Some scholars have argued that the ancient Maya engaged in careful management of their environment, in particular using the milpa or forest garden agricultural strategy. This is a distinctive Mesoamerican approach to farming involving maize, beans and squash, which were grown simultaneously in companion planting where each of the species is interdependent, and the system often involves rotation over multiple years.
What caused the decline of Maya?
Palenque, Temple of the Sun. Chiapas, Mexico via istock.com/gionnixxx

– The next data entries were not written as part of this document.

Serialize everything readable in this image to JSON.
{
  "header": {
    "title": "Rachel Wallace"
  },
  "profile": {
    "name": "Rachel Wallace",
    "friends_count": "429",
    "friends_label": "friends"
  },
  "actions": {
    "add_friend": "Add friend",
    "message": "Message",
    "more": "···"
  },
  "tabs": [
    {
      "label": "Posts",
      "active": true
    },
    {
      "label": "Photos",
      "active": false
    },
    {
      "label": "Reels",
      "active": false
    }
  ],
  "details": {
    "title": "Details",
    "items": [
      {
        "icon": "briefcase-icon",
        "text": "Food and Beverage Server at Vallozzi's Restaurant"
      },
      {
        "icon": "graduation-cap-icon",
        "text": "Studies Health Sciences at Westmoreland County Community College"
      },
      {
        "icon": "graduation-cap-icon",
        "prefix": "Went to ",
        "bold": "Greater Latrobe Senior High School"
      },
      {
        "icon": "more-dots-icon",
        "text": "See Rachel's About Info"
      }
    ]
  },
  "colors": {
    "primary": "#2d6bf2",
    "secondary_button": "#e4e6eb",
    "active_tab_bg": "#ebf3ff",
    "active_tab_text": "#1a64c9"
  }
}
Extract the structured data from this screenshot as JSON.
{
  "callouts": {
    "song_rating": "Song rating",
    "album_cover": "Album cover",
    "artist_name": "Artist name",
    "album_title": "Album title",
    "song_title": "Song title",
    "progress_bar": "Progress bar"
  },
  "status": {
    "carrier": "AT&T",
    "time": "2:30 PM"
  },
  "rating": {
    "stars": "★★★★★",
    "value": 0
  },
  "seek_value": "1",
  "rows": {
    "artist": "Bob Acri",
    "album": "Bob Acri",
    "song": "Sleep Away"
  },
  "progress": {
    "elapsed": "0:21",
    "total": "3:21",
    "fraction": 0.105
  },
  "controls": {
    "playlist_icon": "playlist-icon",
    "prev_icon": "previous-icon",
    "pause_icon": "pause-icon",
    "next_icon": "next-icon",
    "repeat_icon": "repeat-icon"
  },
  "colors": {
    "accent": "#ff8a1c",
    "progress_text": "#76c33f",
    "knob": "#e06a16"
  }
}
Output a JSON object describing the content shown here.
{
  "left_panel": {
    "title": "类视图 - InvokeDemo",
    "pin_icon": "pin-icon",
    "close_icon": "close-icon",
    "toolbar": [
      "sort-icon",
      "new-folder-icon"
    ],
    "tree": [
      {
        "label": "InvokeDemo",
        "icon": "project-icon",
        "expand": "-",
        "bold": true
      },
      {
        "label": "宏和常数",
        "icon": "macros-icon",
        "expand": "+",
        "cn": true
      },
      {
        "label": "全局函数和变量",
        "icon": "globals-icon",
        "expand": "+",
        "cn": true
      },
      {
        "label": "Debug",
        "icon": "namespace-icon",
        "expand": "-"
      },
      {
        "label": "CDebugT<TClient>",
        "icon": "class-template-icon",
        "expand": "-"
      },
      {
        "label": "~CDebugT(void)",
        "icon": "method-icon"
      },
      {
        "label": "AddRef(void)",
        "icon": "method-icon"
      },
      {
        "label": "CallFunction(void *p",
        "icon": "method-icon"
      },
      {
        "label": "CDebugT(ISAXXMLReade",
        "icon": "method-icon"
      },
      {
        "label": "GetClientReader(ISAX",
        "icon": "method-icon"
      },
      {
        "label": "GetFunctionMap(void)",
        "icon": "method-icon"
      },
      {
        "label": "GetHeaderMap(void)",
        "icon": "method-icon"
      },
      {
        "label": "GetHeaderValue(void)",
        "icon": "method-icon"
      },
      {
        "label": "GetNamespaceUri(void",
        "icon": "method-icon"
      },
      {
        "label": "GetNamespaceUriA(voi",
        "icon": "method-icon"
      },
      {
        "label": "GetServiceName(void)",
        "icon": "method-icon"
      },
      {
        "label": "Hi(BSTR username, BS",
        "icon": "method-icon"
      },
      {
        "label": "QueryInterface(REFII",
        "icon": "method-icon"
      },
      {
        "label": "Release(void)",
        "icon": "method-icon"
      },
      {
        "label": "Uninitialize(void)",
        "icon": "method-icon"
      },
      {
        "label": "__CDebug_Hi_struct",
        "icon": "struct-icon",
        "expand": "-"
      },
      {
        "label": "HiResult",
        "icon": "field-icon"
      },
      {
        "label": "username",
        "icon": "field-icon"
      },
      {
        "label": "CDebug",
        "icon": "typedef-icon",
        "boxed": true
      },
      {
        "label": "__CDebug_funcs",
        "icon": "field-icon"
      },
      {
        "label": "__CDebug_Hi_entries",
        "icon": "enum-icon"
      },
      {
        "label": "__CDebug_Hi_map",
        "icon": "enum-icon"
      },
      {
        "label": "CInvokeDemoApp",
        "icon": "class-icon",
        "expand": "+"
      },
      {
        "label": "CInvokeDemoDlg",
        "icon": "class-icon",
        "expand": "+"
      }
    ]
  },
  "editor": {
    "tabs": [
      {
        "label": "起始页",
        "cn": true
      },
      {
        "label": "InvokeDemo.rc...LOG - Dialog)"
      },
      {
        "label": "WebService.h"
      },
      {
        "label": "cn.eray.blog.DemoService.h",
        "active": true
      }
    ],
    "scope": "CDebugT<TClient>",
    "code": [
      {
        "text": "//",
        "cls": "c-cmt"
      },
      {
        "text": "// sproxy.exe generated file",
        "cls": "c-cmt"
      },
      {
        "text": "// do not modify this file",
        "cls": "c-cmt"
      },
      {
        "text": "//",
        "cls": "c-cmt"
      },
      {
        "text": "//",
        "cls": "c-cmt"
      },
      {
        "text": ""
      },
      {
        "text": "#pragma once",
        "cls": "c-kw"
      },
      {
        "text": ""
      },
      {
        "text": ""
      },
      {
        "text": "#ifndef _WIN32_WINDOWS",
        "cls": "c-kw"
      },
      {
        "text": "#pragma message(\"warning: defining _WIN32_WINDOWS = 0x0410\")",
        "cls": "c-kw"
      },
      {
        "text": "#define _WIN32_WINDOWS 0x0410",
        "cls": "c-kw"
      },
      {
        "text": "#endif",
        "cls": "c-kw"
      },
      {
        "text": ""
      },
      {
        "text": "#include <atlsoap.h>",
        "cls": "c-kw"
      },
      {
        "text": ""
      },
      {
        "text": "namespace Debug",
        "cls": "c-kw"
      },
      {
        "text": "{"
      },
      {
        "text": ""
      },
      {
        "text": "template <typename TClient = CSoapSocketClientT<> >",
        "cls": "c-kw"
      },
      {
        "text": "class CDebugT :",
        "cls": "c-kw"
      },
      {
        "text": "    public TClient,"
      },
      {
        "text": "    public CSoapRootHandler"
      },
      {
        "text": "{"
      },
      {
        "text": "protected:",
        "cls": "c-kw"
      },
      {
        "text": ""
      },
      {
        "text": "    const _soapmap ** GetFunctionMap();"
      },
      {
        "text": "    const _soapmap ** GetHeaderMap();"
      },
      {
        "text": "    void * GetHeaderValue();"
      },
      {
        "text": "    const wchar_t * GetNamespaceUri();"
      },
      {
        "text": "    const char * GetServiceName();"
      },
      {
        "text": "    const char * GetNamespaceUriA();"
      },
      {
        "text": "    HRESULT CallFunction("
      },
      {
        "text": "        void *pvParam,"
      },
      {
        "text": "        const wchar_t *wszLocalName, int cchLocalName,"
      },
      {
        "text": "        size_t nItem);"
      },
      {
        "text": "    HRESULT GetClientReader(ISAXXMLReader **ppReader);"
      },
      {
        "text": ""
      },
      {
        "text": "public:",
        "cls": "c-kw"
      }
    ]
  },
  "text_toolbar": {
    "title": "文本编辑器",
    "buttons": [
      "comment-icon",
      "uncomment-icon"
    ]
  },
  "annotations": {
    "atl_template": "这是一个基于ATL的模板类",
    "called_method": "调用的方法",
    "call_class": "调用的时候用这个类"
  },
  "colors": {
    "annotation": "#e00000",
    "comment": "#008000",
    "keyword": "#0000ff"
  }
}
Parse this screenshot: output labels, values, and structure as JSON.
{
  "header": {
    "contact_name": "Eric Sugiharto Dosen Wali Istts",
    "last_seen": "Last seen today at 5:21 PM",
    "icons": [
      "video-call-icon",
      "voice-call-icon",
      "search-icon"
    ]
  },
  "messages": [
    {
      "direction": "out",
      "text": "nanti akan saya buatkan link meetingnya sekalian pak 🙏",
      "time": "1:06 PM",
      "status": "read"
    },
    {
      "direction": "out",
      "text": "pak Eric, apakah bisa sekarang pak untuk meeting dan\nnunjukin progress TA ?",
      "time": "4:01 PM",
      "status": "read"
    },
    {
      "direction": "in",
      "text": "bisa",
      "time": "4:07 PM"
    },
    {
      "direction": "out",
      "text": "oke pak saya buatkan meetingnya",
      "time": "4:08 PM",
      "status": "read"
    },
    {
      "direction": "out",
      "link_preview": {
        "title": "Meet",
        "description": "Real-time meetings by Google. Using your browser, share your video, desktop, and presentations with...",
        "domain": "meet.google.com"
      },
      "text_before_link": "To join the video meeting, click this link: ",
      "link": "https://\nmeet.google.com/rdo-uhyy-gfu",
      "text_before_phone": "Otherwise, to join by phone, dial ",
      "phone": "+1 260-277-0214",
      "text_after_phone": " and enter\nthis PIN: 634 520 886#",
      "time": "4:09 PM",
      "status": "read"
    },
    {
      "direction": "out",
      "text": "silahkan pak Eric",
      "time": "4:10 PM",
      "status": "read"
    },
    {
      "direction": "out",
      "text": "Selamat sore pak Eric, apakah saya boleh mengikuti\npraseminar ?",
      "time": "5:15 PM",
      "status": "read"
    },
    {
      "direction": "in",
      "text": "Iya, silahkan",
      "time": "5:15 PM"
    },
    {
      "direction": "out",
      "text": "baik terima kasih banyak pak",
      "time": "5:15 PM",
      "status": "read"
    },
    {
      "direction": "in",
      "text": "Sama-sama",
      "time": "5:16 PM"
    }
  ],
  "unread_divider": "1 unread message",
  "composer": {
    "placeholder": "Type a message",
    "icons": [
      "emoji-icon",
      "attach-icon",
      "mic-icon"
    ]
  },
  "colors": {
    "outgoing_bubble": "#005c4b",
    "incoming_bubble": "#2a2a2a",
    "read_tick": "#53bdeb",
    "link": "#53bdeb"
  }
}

Although it has been suggested that the milpa system destabilised the landscape, others have argued that it was both sustainable and successful. So if it wasn't environmental degradation, what caused the decline of the Maya? Schama commented on the balance between habitat and ambition, and noted that the ancient Maya were affected by drought. While climate change is often regarded a “smoking gun” cause for collapse, it is important to point out that there was usually no simple relationship between climate change and collapse – either for the Maya or for any other instance of an ancient society being affected by climate change (e.g. ancient Mesopotamia, Egypt or Indus South Asia).
The evidence for the impact of drought on the Maya is actually quite varied, and while some centres appear to have declined, others appear to have survived for extended periods, as local populations and political relationships are likely to have reconfigured and changed in the face of combinations of environmental, social, economic and political change.
The continued investigation into why civilisations fail
Archaeologists have long advocated the investigation of the past to gain insight into the present and the future, and these are all topics of modern concern. The obvious point here is that civilisation does not always survive major disturbances, at least not in the same form.
Schama argues that “Civilisations want to conquer time, but they invariably fail.” While this process is both interesting and compelling, the reasons why failure occurs continue to be hotly debated, and it is precisely these types of questions that drive further research that seeks to understand what makes us human, but also the hows and whys of our existence.
Dr Cameron Petrie is a Reader in South Asian and Iranian Archaeology and Fellow of Trinity College, Cambridge. He currently holds a British Academy Mid-Career Fellowship and his research project, ‘Climate, environment, human adaptation and civilisation in Ancient South Asia: Land, Water & Settlement (LWS) was funded by a British Academy International Partnership and Mobility Scheme.